■ Problem to work on: The answer should contain all of the records below, each one copied word for word.

───── Excerpted records

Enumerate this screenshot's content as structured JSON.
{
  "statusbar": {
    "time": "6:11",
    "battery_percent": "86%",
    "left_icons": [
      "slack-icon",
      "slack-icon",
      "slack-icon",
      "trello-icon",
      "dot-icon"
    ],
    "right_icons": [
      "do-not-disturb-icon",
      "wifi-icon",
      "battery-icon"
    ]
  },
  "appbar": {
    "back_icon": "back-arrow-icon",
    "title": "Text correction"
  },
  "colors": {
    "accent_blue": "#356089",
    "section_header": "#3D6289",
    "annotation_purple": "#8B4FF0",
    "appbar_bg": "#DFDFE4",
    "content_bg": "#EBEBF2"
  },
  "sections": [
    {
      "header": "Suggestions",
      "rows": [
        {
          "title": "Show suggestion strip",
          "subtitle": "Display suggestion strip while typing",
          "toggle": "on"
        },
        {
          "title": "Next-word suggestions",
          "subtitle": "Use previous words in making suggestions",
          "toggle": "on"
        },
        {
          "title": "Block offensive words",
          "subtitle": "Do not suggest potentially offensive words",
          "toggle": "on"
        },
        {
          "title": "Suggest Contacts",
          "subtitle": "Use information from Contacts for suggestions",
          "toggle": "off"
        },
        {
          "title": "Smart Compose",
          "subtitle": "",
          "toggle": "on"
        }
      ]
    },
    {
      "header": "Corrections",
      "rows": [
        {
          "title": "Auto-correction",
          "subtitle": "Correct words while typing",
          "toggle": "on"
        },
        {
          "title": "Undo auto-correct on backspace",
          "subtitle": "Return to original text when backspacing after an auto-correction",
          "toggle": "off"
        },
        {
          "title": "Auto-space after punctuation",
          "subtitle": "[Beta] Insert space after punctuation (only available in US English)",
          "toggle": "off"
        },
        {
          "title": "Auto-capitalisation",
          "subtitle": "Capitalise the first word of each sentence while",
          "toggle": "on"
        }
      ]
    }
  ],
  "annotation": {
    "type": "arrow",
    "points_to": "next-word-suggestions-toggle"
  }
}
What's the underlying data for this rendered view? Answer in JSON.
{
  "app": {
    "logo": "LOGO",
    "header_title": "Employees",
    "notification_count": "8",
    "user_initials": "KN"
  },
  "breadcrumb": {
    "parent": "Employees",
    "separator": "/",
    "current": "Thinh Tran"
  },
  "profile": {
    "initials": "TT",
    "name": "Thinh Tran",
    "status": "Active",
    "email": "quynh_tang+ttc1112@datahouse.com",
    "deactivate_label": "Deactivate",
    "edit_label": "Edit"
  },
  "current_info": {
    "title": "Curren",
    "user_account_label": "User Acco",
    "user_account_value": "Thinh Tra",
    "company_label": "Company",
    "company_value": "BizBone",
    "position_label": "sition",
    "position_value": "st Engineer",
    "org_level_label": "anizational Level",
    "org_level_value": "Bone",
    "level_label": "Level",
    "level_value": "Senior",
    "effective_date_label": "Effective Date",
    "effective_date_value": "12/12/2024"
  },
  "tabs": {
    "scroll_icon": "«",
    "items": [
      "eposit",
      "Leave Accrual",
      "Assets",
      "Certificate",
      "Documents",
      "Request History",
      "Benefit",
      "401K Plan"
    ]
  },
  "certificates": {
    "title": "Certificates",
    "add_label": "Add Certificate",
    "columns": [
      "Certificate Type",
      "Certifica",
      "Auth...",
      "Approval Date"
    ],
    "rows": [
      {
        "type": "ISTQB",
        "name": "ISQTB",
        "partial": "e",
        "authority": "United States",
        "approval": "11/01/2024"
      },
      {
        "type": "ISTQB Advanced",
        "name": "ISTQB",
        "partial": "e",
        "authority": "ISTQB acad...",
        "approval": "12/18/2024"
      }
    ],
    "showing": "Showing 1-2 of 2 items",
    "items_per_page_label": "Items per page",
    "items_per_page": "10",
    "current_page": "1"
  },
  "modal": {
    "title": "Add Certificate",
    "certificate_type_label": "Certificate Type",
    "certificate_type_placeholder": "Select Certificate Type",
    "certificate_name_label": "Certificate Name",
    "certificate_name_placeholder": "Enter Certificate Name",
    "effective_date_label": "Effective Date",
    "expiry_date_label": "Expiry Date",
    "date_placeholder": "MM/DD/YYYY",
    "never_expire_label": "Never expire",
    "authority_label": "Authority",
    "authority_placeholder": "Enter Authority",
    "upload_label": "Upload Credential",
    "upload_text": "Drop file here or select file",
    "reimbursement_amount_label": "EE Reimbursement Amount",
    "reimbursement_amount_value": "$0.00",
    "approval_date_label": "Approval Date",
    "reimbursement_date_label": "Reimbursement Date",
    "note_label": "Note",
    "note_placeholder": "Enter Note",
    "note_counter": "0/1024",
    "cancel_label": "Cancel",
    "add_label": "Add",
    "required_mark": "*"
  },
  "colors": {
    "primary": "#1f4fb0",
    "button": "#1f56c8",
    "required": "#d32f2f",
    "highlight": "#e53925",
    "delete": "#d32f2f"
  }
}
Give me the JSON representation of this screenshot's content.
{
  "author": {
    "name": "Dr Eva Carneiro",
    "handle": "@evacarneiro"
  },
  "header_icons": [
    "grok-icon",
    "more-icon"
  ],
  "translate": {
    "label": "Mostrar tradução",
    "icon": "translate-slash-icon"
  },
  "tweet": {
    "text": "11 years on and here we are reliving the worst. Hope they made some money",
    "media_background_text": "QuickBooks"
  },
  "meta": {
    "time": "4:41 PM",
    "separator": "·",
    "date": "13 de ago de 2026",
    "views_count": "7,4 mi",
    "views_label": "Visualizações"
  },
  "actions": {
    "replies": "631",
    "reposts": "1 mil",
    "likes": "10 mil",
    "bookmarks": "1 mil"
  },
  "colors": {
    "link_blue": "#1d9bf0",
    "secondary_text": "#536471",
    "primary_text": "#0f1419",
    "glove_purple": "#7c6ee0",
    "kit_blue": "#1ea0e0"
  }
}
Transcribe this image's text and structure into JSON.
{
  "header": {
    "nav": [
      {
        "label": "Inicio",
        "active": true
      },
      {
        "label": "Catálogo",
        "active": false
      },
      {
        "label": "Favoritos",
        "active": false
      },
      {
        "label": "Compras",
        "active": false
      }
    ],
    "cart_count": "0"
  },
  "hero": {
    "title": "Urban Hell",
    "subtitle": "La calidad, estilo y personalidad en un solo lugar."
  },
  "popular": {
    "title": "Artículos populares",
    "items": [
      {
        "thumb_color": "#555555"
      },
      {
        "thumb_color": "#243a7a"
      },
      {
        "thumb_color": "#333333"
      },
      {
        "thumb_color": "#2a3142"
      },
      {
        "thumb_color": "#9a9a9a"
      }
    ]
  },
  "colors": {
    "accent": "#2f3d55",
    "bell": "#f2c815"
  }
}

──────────

■ Result of this task:
Enumerate this screenshot's content as structured JSON.
{
  "statusbar": {
    "time": "6:11",
    "battery_percent": "86%",
    "left_icons": [
      "slack-icon",
      "slack-icon",
      "slack-icon",
      "trello-icon",
      "dot-icon"
    ],
    "right_icons": [
      "do-not-disturb-icon",
      "wifi-icon",
      "battery-icon"
    ]
  },
  "appbar": {
    "back_icon": "back-arrow-icon",
    "title": "Text correction"
  },
  "colors": {
    "accent_blue": "#356089",
    "section_header": "#3D6289",
    "annotation_purple": "#8B4FF0",
    "appbar_bg": "#DFDFE4",
    "content_bg": "#EBEBF2"
  },
  "sections": [
    {
      "header": "Suggestions",
      "rows": [
        {
          "title": "Show suggestion strip",
          "subtitle": "Display suggestion strip while typing",
          "toggle": "on"
        },
        {
          "title": "Next-word suggestions",
          "subtitle": "Use previous words in making suggestions",
          "toggle": "on"
        },
        {
          "title": "Block offensive words",
          "subtitle": "Do not suggest potentially offensive words",
          "toggle": "on"
        },
        {
          "title": "Suggest Contacts",
          "subtitle": "Use information from Contacts for suggestions",
          "toggle": "off"
        },
        {
          "title": "Smart Compose",
          "subtitle": "",
          "toggle": "on"
        }
      ]
    },
    {
      "header": "Corrections",
      "rows": [
        {
          "title": "Auto-correction",
          "subtitle": "Correct words while typing",
          "toggle": "on"
        },
        {
          "title": "Undo auto-correct on backspace",
          "subtitle": "Return to original text when backspacing after an auto-correction",
          "toggle": "off"
        },
        {
          "title": "Auto-space after punctuation",
          "subtitle": "[Beta] Insert space after punctuation (only available in US English)",
          "toggle": "off"
        },
        {
          "title": "Auto-capitalisation",
          "subtitle": "Capitalise the first word of each sentence while",
          "toggle": "on"
        }
      ]
    }
  ],
  "annotation": {
    "type": "arrow",
    "points_to": "next-word-suggestions-toggle"
  }
}
What's the underlying data for this rendered view? Answer in JSON.
{
  "app": {
    "logo": "LOGO",
    "header_title": "Employees",
    "notification_count": "8",
    "user_initials": "KN"
  },
  "breadcrumb": {
    "parent": "Employees",
    "separator": "/",
    "current": "Thinh Tran"
  },
  "profile": {
    "initials": "TT",
    "name": "Thinh Tran",
    "status": "Active",
    "email": "quynh_tang+ttc1112@datahouse.com",
    "deactivate_label": "Deactivate",
    "edit_label": "Edit"
  },
  "current_info": {
    "title": "Curren",
    "user_account_label": "User Acco",
    "user_account_value": "Thinh Tra",
    "company_label": "Company",
    "company_value": "BizBone",
    "position_label": "sition",
    "position_value": "st Engineer",
    "org_level_label": "anizational Level",
    "org_level_value": "Bone",
    "level_label": "Level",
    "level_value": "Senior",
    "effective_date_label": "Effective Date",
    "effective_date_value": "12/12/2024"
  },
  "tabs": {
    "scroll_icon": "«",
    "items": [
      "eposit",
      "Leave Accrual",
      "Assets",
      "Certificate",
      "Documents",
      "Request History",
      "Benefit",
      "401K Plan"
    ]
  },
  "certificates": {
    "title": "Certificates",
    "add_label": "Add Certificate",
    "columns": [
      "Certificate Type",
      "Certifica",
      "Auth...",
      "Approval Date"
    ],
    "rows": [
      {
        "type": "ISTQB",
        "name": "ISQTB",
        "partial": "e",
        "authority": "United States",
        "approval": "11/01/2024"
      },
      {
        "type": "ISTQB Advanced",
        "name": "ISTQB",
        "partial": "e",
        "authority": "ISTQB acad...",
        "approval": "12/18/2024"
      }
    ],
    "showing": "Showing 1-2 of 2 items",
    "items_per_page_label": "Items per page",
    "items_per_page": "10",
    "current_page": "1"
  },
  "modal": {
    "title": "Add Certificate",
    "certificate_type_label": "Certificate Type",
    "certificate_type_placeholder": "Select Certificate Type",
    "certificate_name_label": "Certificate Name",
    "certificate_name_placeholder": "Enter Certificate Name",
    "effective_date_label": "Effective Date",
    "expiry_date_label": "Expiry Date",
    "date_placeholder": "MM/DD/YYYY",
    "never_expire_label": "Never expire",
    "authority_label": "Authority",
    "authority_placeholder": "Enter Authority",
    "upload_label": "Upload Credential",
    "upload_text": "Drop file here or select file",
    "reimbursement_amount_label": "EE Reimbursement Amount",
    "reimbursement_amount_value": "$0.00",
    "approval_date_label": "Approval Date",
    "reimbursement_date_label": "Reimbursement Date",
    "note_label": "Note",
    "note_placeholder": "Enter Note",
    "note_counter": "0/1024",
    "cancel_label": "Cancel",
    "add_label": "Add",
    "required_mark": "*"
  },
  "colors": {
    "primary": "#1f4fb0",
    "button": "#1f56c8",
    "required": "#d32f2f",
    "highlight": "#e53925",
    "delete": "#d32f2f"
  }
}
Give me the JSON representation of this screenshot's content.
{
  "author": {
    "name": "Dr Eva Carneiro",
    "handle": "@evacarneiro"
  },
  "header_icons": [
    "grok-icon",
    "more-icon"
  ],
  "translate": {
    "label": "Mostrar tradução",
    "icon": "translate-slash-icon"
  },
  "tweet": {
    "text": "11 years on and here we are reliving the worst. Hope they made some money",
    "media_background_text": "QuickBooks"
  },
  "meta": {
    "time": "4:41 PM",
    "separator": "·",
    "date": "13 de ago de 2026",
    "views_count": "7,4 mi",
    "views_label": "Visualizações"
  },
  "actions": {
    "replies": "631",
    "reposts": "1 mil",
    "likes": "10 mil",
    "bookmarks": "1 mil"
  },
  "colors": {
    "link_blue": "#1d9bf0",
    "secondary_text": "#536471",
    "primary_text": "#0f1419",
    "glove_purple": "#7c6ee0",
    "kit_blue": "#1ea0e0"
  }
}
Transcribe this image's text and structure into JSON.
{
  "header": {
    "nav": [
      {
        "label": "Inicio",
        "active": true
      },
      {
        "label": "Catálogo",
        "active": false
      },
      {
        "label": "Favoritos",
        "active": false
      },
      {
        "label": "Compras",
        "active": false
      }
    ],
    "cart_count": "0"
  },
  "hero": {
    "title": "Urban Hell",
    "subtitle": "La calidad, estilo y personalidad en un solo lugar."
  },
  "popular": {
    "title": "Artículos populares",
    "items": [
      {
        "thumb_color": "#555555"
      },
      {
        "thumb_color": "#243a7a"
      },
      {
        "thumb_color": "#333333"
      },
      {
        "thumb_color": "#2a3142"
      },
      {
        "thumb_color": "#9a9a9a"
      }
    ]
  },
  "colors": {
    "accent": "#2f3d55",
    "bell": "#f2c815"
  }
}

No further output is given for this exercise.